◆ **Data about app and page elements**:
· · · ·
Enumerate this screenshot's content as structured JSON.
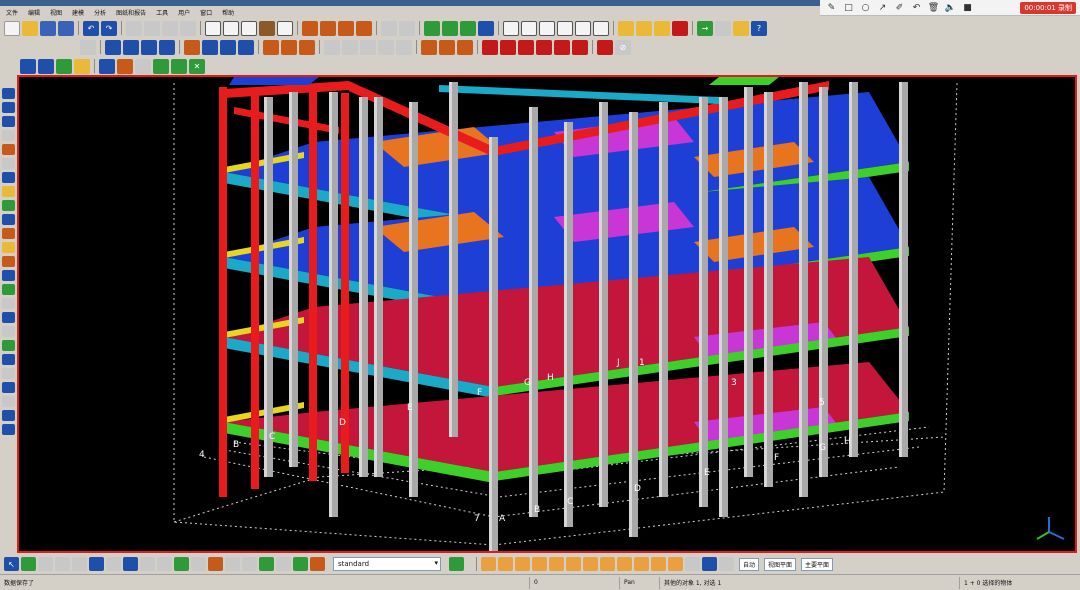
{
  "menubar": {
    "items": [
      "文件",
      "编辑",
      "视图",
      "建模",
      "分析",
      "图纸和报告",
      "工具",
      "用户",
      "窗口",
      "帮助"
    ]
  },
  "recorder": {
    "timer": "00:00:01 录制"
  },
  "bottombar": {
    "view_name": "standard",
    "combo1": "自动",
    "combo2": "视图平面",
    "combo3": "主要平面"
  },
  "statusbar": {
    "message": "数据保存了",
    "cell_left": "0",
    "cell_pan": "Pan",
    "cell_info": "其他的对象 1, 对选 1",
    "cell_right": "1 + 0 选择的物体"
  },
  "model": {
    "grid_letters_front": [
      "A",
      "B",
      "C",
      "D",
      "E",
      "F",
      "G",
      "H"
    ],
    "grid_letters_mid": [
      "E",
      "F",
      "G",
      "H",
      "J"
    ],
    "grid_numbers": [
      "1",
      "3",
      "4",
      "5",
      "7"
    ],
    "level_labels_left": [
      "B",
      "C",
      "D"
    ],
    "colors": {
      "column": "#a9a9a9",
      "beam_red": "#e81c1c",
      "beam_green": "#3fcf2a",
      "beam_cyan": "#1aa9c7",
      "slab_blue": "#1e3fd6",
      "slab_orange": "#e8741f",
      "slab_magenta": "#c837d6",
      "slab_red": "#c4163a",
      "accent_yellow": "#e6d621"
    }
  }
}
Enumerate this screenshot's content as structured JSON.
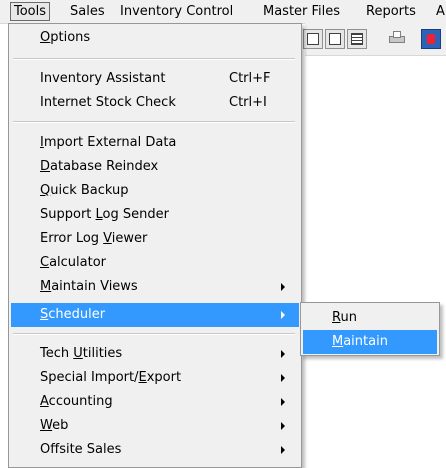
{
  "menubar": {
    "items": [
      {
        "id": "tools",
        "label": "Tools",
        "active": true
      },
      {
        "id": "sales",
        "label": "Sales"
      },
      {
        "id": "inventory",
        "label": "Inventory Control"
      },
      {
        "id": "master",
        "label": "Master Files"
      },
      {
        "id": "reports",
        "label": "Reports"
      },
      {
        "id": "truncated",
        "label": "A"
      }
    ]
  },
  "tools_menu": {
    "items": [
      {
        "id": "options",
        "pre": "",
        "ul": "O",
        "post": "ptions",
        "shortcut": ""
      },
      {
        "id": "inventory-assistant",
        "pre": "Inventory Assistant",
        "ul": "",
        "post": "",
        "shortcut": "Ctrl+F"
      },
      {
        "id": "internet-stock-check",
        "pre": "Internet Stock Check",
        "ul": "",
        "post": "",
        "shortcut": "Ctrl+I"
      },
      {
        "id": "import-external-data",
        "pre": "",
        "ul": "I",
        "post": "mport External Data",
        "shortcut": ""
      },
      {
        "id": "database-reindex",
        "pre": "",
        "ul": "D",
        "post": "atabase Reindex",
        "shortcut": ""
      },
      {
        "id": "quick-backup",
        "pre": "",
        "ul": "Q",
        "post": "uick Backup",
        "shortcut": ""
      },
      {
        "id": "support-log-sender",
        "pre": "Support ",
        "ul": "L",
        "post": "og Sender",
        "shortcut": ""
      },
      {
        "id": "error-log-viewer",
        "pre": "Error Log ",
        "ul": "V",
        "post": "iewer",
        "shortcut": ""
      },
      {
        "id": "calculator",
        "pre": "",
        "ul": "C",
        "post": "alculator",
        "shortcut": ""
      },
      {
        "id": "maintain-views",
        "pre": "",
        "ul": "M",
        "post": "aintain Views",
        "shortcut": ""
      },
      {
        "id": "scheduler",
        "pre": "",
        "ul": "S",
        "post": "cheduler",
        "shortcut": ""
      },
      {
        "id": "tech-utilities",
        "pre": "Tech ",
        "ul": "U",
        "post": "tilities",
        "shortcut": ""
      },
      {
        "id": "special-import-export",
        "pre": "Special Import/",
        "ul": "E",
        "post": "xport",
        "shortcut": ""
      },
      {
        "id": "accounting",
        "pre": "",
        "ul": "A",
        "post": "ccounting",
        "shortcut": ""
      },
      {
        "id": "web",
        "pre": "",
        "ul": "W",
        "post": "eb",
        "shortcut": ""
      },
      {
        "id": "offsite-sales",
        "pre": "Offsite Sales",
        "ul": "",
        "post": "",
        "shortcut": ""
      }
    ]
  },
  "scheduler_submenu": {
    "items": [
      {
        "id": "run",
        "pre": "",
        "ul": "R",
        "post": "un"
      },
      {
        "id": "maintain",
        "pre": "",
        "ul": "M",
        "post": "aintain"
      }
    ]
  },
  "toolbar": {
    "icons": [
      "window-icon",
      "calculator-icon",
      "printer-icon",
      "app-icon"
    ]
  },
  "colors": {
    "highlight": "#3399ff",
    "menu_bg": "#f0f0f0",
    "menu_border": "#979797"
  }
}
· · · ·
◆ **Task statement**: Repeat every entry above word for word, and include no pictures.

◆ **Expected output**:
Enumerate this screenshot's content as structured JSON.
{
  "menubar": {
    "items": [
      "文件",
      "编辑",
      "视图",
      "建模",
      "分析",
      "图纸和报告",
      "工具",
      "用户",
      "窗口",
      "帮助"
    ]
  },
  "recorder": {
    "timer": "00:00:01 录制"
  },
  "bottombar": {
    "view_name": "standard",
    "combo1": "自动",
    "combo2": "视图平面",
    "combo3": "主要平面"
  },
  "statusbar": {
    "message": "数据保存了",
    "cell_left": "0",
    "cell_pan": "Pan",
    "cell_info": "其他的对象 1, 对选 1",
    "cell_right": "1 + 0 选择的物体"
  },
  "model": {
    "grid_letters_front": [
      "A",
      "B",
      "C",
      "D",
      "E",
      "F",
      "G",
      "H"
    ],
    "grid_letters_mid": [
      "E",
      "F",
      "G",
      "H",
      "J"
    ],
    "grid_numbers": [
      "1",
      "3",
      "4",
      "5",
      "7"
    ],
    "level_labels_left": [
      "B",
      "C",
      "D"
    ],
    "colors": {
      "column": "#a9a9a9",
      "beam_red": "#e81c1c",
      "beam_green": "#3fcf2a",
      "beam_cyan": "#1aa9c7",
      "slab_blue": "#1e3fd6",
      "slab_orange": "#e8741f",
      "slab_magenta": "#c837d6",
      "slab_red": "#c4163a",
      "accent_yellow": "#e6d621"
    }
  }
}
Enumerate this screenshot's content as structured JSON.
{
  "menubar": {
    "items": [
      {
        "id": "tools",
        "label": "Tools",
        "active": true
      },
      {
        "id": "sales",
        "label": "Sales"
      },
      {
        "id": "inventory",
        "label": "Inventory Control"
      },
      {
        "id": "master",
        "label": "Master Files"
      },
      {
        "id": "reports",
        "label": "Reports"
      },
      {
        "id": "truncated",
        "label": "A"
      }
    ]
  },
  "tools_menu": {
    "items": [
      {
        "id": "options",
        "pre": "",
        "ul": "O",
        "post": "ptions",
        "shortcut": ""
      },
      {
        "id": "inventory-assistant",
        "pre": "Inventory Assistant",
        "ul": "",
        "post": "",
        "shortcut": "Ctrl+F"
      },
      {
        "id": "internet-stock-check",
        "pre": "Internet Stock Check",
        "ul": "",
        "post": "",
        "shortcut": "Ctrl+I"
      },
      {
        "id": "import-external-data",
        "pre": "",
        "ul": "I",
        "post": "mport External Data",
        "shortcut": ""
      },
      {
        "id": "database-reindex",
        "pre": "",
        "ul": "D",
        "post": "atabase Reindex",
        "shortcut": ""
      },
      {
        "id": "quick-backup",
        "pre": "",
        "ul": "Q",
        "post": "uick Backup",
        "shortcut": ""
      },
      {
        "id": "support-log-sender",
        "pre": "Support ",
        "ul": "L",
        "post": "og Sender",
        "shortcut": ""
      },
      {
        "id": "error-log-viewer",
        "pre": "Error Log ",
        "ul": "V",
        "post": "iewer",
        "shortcut": ""
      },
      {
        "id": "calculator",
        "pre": "",
        "ul": "C",
        "post": "alculator",
        "shortcut": ""
      },
      {
        "id": "maintain-views",
        "pre": "",
        "ul": "M",
        "post": "aintain Views",
        "shortcut": ""
      },
      {
        "id": "scheduler",
        "pre": "",
        "ul": "S",
        "post": "cheduler",
        "shortcut": ""
      },
      {
        "id": "tech-utilities",
        "pre": "Tech ",
        "ul": "U",
        "post": "tilities",
        "shortcut": ""
      },
      {
        "id": "special-import-export",
        "pre": "Special Import/",
        "ul": "E",
        "post": "xport",
        "shortcut": ""
      },
      {
        "id": "accounting",
        "pre": "",
        "ul": "A",
        "post": "ccounting",
        "shortcut": ""
      },
      {
        "id": "web",
        "pre": "",
        "ul": "W",
        "post": "eb",
        "shortcut": ""
      },
      {
        "id": "offsite-sales",
        "pre": "Offsite Sales",
        "ul": "",
        "post": "",
        "shortcut": ""
      }
    ]
  },
  "scheduler_submenu": {
    "items": [
      {
        "id": "run",
        "pre": "",
        "ul": "R",
        "post": "un"
      },
      {
        "id": "maintain",
        "pre": "",
        "ul": "M",
        "post": "aintain"
      }
    ]
  },
  "toolbar": {
    "icons": [
      "window-icon",
      "calculator-icon",
      "printer-icon",
      "app-icon"
    ]
  },
  "colors": {
    "highlight": "#3399ff",
    "menu_bg": "#f0f0f0",
    "menu_border": "#979797"
  }
}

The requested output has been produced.